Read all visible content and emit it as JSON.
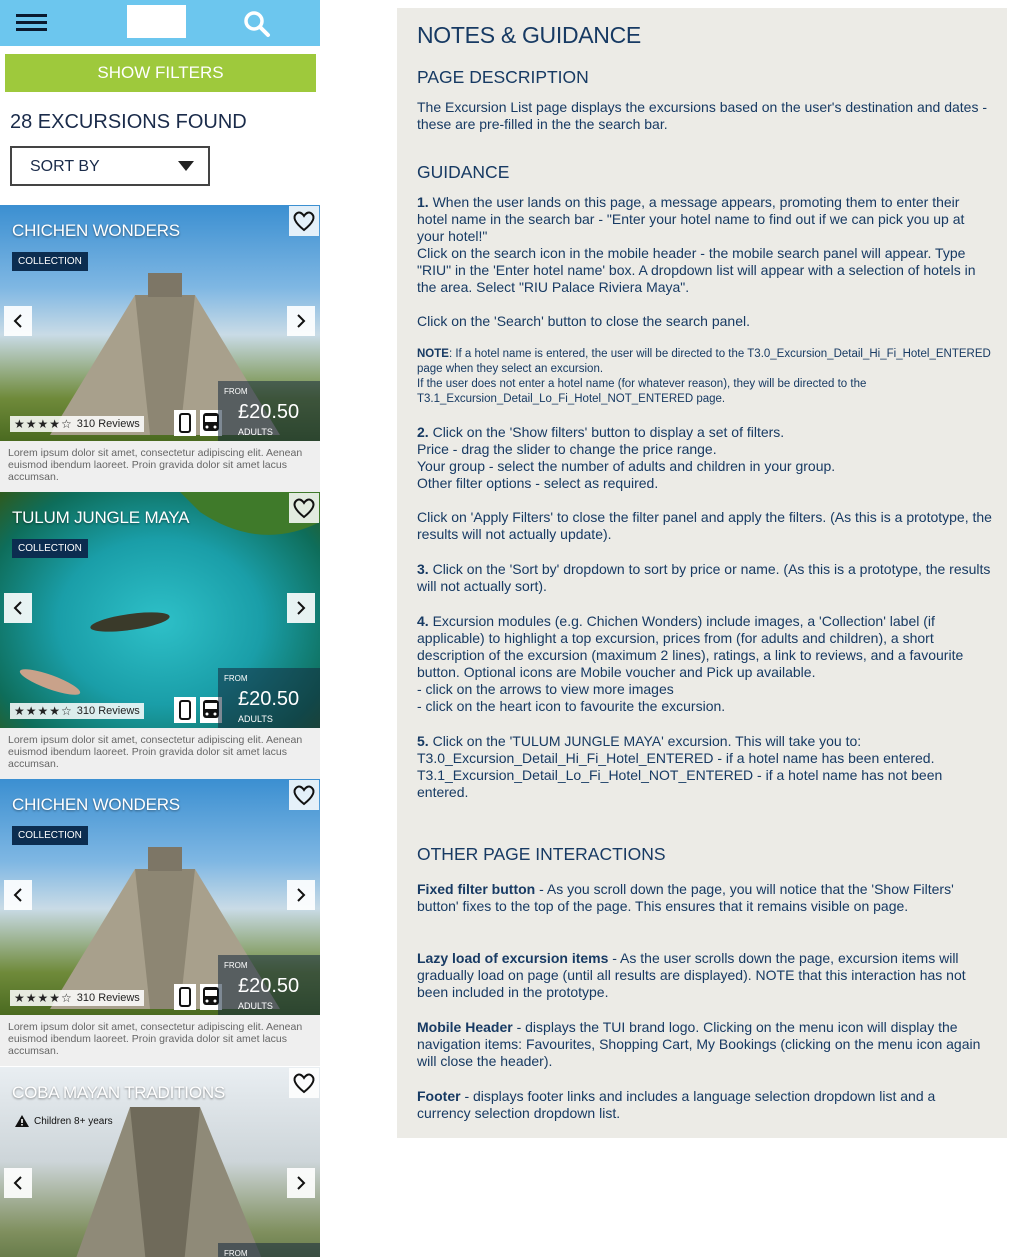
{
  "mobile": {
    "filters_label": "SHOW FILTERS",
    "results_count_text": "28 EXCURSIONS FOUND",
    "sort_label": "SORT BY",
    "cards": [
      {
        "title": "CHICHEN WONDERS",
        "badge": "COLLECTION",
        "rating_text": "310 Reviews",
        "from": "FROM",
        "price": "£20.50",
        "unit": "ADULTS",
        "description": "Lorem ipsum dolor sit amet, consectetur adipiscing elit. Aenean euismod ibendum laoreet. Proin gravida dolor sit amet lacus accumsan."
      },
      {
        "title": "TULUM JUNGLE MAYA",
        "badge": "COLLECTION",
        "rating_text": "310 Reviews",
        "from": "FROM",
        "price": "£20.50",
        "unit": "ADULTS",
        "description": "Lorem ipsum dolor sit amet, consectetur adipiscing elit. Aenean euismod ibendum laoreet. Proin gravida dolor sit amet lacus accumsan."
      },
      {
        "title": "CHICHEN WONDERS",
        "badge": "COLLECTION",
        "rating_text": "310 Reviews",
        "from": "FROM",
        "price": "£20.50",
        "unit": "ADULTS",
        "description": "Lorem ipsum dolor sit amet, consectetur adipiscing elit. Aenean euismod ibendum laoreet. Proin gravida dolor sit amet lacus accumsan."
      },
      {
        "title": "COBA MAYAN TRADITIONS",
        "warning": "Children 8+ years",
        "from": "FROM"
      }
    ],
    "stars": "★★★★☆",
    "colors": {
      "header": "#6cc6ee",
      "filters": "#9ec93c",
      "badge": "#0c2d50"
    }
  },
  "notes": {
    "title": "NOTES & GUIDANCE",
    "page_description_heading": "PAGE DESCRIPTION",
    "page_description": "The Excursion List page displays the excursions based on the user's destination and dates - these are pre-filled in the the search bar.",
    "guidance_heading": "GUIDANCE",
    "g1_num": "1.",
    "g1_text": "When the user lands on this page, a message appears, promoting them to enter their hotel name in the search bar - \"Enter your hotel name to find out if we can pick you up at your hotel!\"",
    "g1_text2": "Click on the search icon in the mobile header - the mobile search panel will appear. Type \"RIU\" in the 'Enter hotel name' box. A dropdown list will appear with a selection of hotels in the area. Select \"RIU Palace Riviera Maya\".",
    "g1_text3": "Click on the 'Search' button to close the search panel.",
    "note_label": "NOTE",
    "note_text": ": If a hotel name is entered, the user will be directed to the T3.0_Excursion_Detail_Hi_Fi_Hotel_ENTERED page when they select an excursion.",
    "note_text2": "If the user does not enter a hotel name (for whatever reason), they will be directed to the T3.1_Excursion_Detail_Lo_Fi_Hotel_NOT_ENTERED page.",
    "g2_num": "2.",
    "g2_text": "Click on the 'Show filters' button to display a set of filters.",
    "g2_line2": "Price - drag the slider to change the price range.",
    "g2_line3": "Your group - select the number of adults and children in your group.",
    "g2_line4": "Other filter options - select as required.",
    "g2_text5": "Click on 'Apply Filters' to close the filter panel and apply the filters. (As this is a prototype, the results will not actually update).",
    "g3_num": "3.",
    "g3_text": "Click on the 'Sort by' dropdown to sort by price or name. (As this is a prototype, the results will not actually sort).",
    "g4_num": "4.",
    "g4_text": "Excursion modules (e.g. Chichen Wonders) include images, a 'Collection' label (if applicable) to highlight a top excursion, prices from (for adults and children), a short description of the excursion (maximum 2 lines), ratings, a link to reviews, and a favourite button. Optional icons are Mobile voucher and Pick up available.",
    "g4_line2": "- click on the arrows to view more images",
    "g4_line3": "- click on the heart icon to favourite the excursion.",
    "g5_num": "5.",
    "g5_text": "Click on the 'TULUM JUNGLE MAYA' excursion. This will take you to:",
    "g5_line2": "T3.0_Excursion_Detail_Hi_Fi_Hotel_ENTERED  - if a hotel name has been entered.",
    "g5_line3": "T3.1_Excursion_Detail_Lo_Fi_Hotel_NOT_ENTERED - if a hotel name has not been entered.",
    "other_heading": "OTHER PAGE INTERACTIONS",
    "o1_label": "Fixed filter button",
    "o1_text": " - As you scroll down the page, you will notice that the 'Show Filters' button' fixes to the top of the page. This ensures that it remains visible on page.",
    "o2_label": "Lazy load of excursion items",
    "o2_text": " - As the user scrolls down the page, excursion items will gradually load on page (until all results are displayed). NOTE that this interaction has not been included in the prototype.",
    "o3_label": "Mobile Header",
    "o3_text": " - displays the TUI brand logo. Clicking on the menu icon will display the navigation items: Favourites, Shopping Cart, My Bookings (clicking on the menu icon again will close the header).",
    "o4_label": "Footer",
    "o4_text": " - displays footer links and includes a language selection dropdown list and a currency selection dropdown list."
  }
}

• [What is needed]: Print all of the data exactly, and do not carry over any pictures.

• [Expected answer]:
Read all visible content and emit it as JSON.
{
  "mobile": {
    "filters_label": "SHOW FILTERS",
    "results_count_text": "28 EXCURSIONS FOUND",
    "sort_label": "SORT BY",
    "cards": [
      {
        "title": "CHICHEN WONDERS",
        "badge": "COLLECTION",
        "rating_text": "310 Reviews",
        "from": "FROM",
        "price": "£20.50",
        "unit": "ADULTS",
        "description": "Lorem ipsum dolor sit amet, consectetur adipiscing elit. Aenean euismod ibendum laoreet. Proin gravida dolor sit amet lacus accumsan."
      },
      {
        "title": "TULUM JUNGLE MAYA",
        "badge": "COLLECTION",
        "rating_text": "310 Reviews",
        "from": "FROM",
        "price": "£20.50",
        "unit": "ADULTS",
        "description": "Lorem ipsum dolor sit amet, consectetur adipiscing elit. Aenean euismod ibendum laoreet. Proin gravida dolor sit amet lacus accumsan."
      },
      {
        "title": "CHICHEN WONDERS",
        "badge": "COLLECTION",
        "rating_text": "310 Reviews",
        "from": "FROM",
        "price": "£20.50",
        "unit": "ADULTS",
        "description": "Lorem ipsum dolor sit amet, consectetur adipiscing elit. Aenean euismod ibendum laoreet. Proin gravida dolor sit amet lacus accumsan."
      },
      {
        "title": "COBA MAYAN TRADITIONS",
        "warning": "Children 8+ years",
        "from": "FROM"
      }
    ],
    "stars": "★★★★☆",
    "colors": {
      "header": "#6cc6ee",
      "filters": "#9ec93c",
      "badge": "#0c2d50"
    }
  },
  "notes": {
    "title": "NOTES & GUIDANCE",
    "page_description_heading": "PAGE DESCRIPTION",
    "page_description": "The Excursion List page displays the excursions based on the user's destination and dates - these are pre-filled in the the search bar.",
    "guidance_heading": "GUIDANCE",
    "g1_num": "1.",
    "g1_text": "When the user lands on this page, a message appears, promoting them to enter their hotel name in the search bar - \"Enter your hotel name to find out if we can pick you up at your hotel!\"",
    "g1_text2": "Click on the search icon in the mobile header - the mobile search panel will appear. Type \"RIU\" in the 'Enter hotel name' box. A dropdown list will appear with a selection of hotels in the area. Select \"RIU Palace Riviera Maya\".",
    "g1_text3": "Click on the 'Search' button to close the search panel.",
    "note_label": "NOTE",
    "note_text": ": If a hotel name is entered, the user will be directed to the T3.0_Excursion_Detail_Hi_Fi_Hotel_ENTERED page when they select an excursion.",
    "note_text2": "If the user does not enter a hotel name (for whatever reason), they will be directed to the T3.1_Excursion_Detail_Lo_Fi_Hotel_NOT_ENTERED page.",
    "g2_num": "2.",
    "g2_text": "Click on the 'Show filters' button to display a set of filters.",
    "g2_line2": "Price - drag the slider to change the price range.",
    "g2_line3": "Your group - select the number of adults and children in your group.",
    "g2_line4": "Other filter options - select as required.",
    "g2_text5": "Click on 'Apply Filters' to close the filter panel and apply the filters. (As this is a prototype, the results will not actually update).",
    "g3_num": "3.",
    "g3_text": "Click on the 'Sort by' dropdown to sort by price or name. (As this is a prototype, the results will not actually sort).",
    "g4_num": "4.",
    "g4_text": "Excursion modules (e.g. Chichen Wonders) include images, a 'Collection' label (if applicable) to highlight a top excursion, prices from (for adults and children), a short description of the excursion (maximum 2 lines), ratings, a link to reviews, and a favourite button. Optional icons are Mobile voucher and Pick up available.",
    "g4_line2": "- click on the arrows to view more images",
    "g4_line3": "- click on the heart icon to favourite the excursion.",
    "g5_num": "5.",
    "g5_text": "Click on the 'TULUM JUNGLE MAYA' excursion. This will take you to:",
    "g5_line2": "T3.0_Excursion_Detail_Hi_Fi_Hotel_ENTERED  - if a hotel name has been entered.",
    "g5_line3": "T3.1_Excursion_Detail_Lo_Fi_Hotel_NOT_ENTERED - if a hotel name has not been entered.",
    "other_heading": "OTHER PAGE INTERACTIONS",
    "o1_label": "Fixed filter button",
    "o1_text": " - As you scroll down the page, you will notice that the 'Show Filters' button' fixes to the top of the page. This ensures that it remains visible on page.",
    "o2_label": "Lazy load of excursion items",
    "o2_text": " - As the user scrolls down the page, excursion items will gradually load on page (until all results are displayed). NOTE that this interaction has not been included in the prototype.",
    "o3_label": "Mobile Header",
    "o3_text": " - displays the TUI brand logo. Clicking on the menu icon will display the navigation items: Favourites, Shopping Cart, My Bookings (clicking on the menu icon again will close the header).",
    "o4_label": "Footer",
    "o4_text": " - displays footer links and includes a language selection dropdown list and a currency selection dropdown list."
  }
}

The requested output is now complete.